I believe that projects should be fun. When projects are fun, people share their best and most innovative ideas. I am very thankful that my team leader introduced me to the book Gamestorming, a playbook for innovators, rule-breakers and changemakers. As an agile coach for a software development team, it’s important for our team to learn how to collaborate, support our customers on making judgments about priority and requirements, and to keep improving the product and the team. As I have started to learn more about project based learning, I realized that the ideas from Gamestorming may be helpful to teachers and education leaders. As teachers, how do we really engage students in the work of their projects? As education leaders, how do we encourage innovative teaching that creates life long learners and encourages students to be creative? If we want creativity to be a part of our education system, we have to practice this art. Why don’t we practice this craft of creativity through games?
For a brief introduction to GameStorming by David Gray, check out the following video:
Here are 10 games that I have used with my teams. For project based learning fans, I hope you can imagine yourself using these ideas to inspire the creative skills of your students. For leaders, I hope these games help inspire a spirit of innovation with your teams.
10 Easy Innovation Games

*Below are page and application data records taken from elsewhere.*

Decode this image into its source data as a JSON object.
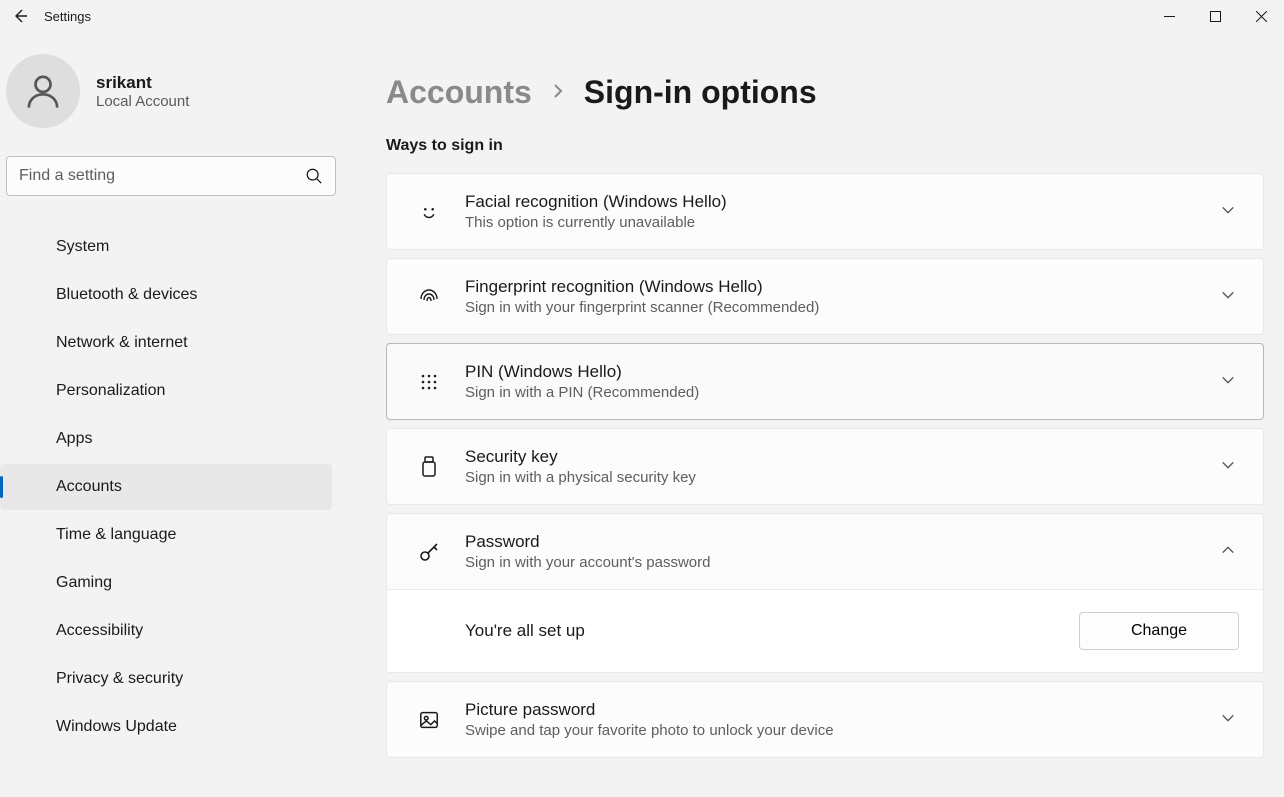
{
  "app": {
    "title": "Settings"
  },
  "profile": {
    "name": "srikant",
    "sub": "Local Account"
  },
  "search": {
    "placeholder": "Find a setting"
  },
  "nav": {
    "items": [
      {
        "label": "System"
      },
      {
        "label": "Bluetooth & devices"
      },
      {
        "label": "Network & internet"
      },
      {
        "label": "Personalization"
      },
      {
        "label": "Apps"
      },
      {
        "label": "Accounts"
      },
      {
        "label": "Time & language"
      },
      {
        "label": "Gaming"
      },
      {
        "label": "Accessibility"
      },
      {
        "label": "Privacy & security"
      },
      {
        "label": "Windows Update"
      }
    ],
    "active_index": 5
  },
  "breadcrumb": {
    "parent": "Accounts",
    "current": "Sign-in options"
  },
  "section": {
    "label": "Ways to sign in"
  },
  "options": {
    "facial": {
      "title": "Facial recognition (Windows Hello)",
      "sub": "This option is currently unavailable"
    },
    "fingerprint": {
      "title": "Fingerprint recognition (Windows Hello)",
      "sub": "Sign in with your fingerprint scanner (Recommended)"
    },
    "pin": {
      "title": "PIN (Windows Hello)",
      "sub": "Sign in with a PIN (Recommended)"
    },
    "securitykey": {
      "title": "Security key",
      "sub": "Sign in with a physical security key"
    },
    "password": {
      "title": "Password",
      "sub": "Sign in with your account's password",
      "body_text": "You're all set up",
      "change_label": "Change"
    },
    "picture": {
      "title": "Picture password",
      "sub": "Swipe and tap your favorite photo to unlock your device"
    }
  }
}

- Trading cards – In a learning and innovation environment, it’s important for your players to build rapport with each other. This is a pretty easy ice breaker game.

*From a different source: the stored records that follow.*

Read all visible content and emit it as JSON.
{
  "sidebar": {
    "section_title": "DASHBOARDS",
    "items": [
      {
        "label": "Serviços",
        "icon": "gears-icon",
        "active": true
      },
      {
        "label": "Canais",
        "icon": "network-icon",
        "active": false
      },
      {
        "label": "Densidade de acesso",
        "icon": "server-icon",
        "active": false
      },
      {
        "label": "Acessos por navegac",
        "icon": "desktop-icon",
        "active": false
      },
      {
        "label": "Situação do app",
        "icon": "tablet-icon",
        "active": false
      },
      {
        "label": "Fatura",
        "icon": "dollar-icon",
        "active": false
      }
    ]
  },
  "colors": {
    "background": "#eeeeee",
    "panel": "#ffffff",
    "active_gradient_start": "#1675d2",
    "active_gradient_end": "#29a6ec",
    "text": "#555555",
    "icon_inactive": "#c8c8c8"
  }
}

- Post-up – I really love this device since it helps EVERYONE to contribute. (whether you’re a very vocal person or a quiet thinker) Post it notes are a simple way of capturing an idea. This game gives the team silence and space to reflect upon creating new ideas. Other games can be used to organize those ideas.

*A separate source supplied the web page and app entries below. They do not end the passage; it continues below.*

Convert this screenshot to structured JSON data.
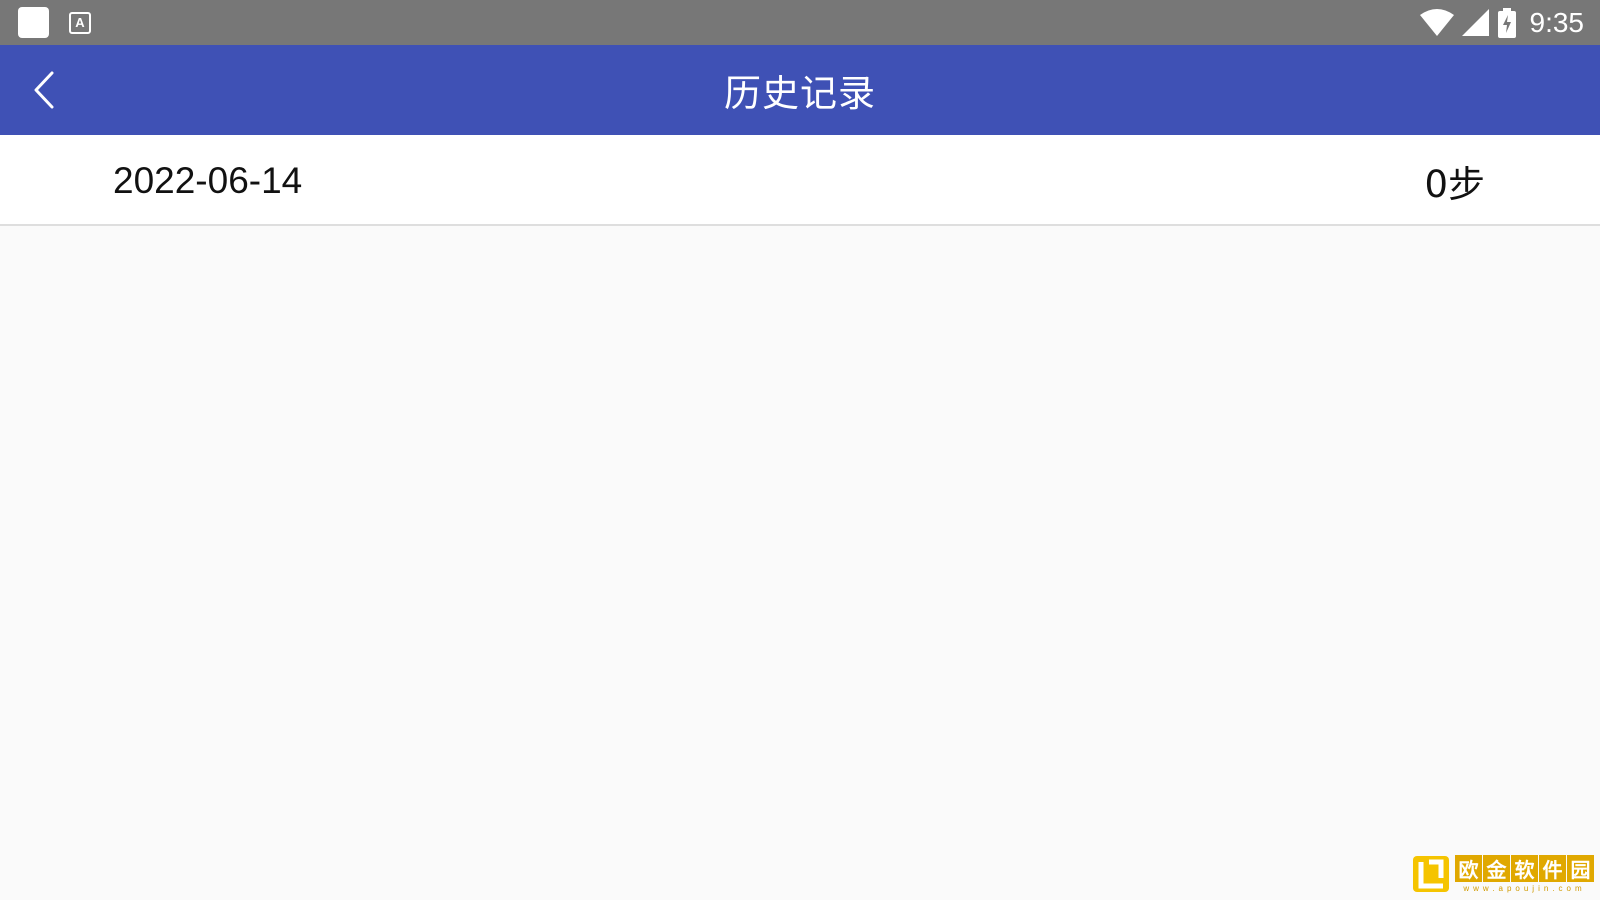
{
  "status_bar": {
    "time": "9:35",
    "notif_app_letter": "A"
  },
  "app_bar": {
    "title": "历史记录"
  },
  "history": [
    {
      "date": "2022-06-14",
      "steps": "0步"
    }
  ],
  "watermark": {
    "chars": [
      "欧",
      "金",
      "软",
      "件",
      "园"
    ],
    "url": "www.apoujin.com"
  },
  "colors": {
    "status_bar": "#777777",
    "app_bar": "#3f51b5",
    "background": "#fafafa",
    "watermark": "#e0a800"
  }
}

- Affinity map – In “Post-up”, the primary goal was to capture ideas. Affinity map encourages your team organize your ideas on a white board or table. If one idea is very similar to another idea, those ideas should be placed in closer proximity. This helps you see relationships between ideas.
- Mitch Lacey Team Prioritization – For any project team, it’s often useful to consider the question “what should we do that will generate the most value with the smallest amount of complexity?” This game encourages your project team to arrange ideas on a 2d space. On one axis, you have complexity.( low to high) One the other axis, you have value(low value to high value) By placing ideas on this grid, it’s often easy for your team to spot the next logical steps.
- Dot voting – What does your team think we should do? In this simple game, your team receives 5 dots. The team places their dot votes next to ideas that they would support. Voting can also encourage friendly competition.
- $100 Test – If we had $100 to spend on the ideas before the team, how would we allocate that money?
- Atomize – As we study complex systems, it’s often helpful to decompose large ideas or objects into smaller parts. For example, as we study cells in biology, this game can be used to help students learn the components of the cell. If your team is creating something new, this game can help you think about how to break the problem into parts.
- 4C’s – As your project team considers creating a new product or service, this game helps your team think about decomposing the problem.
- Plus/Delta – This simple game helps the team reflect upon what went really well and what we can improve. Team reflection and team sponsored improvement can be very powerful.
- Actions for retrospectives – This retrospective game is very similar to #9. In some ways, I like this game more since the team also considers the questions of risk and wishes. The game also encourages you to make ideas actionable.
I have listed a few of the games we use with my teams, you can find many more at the Gamestorming Wiki : http://www.gogamestorm.com/?page_id=234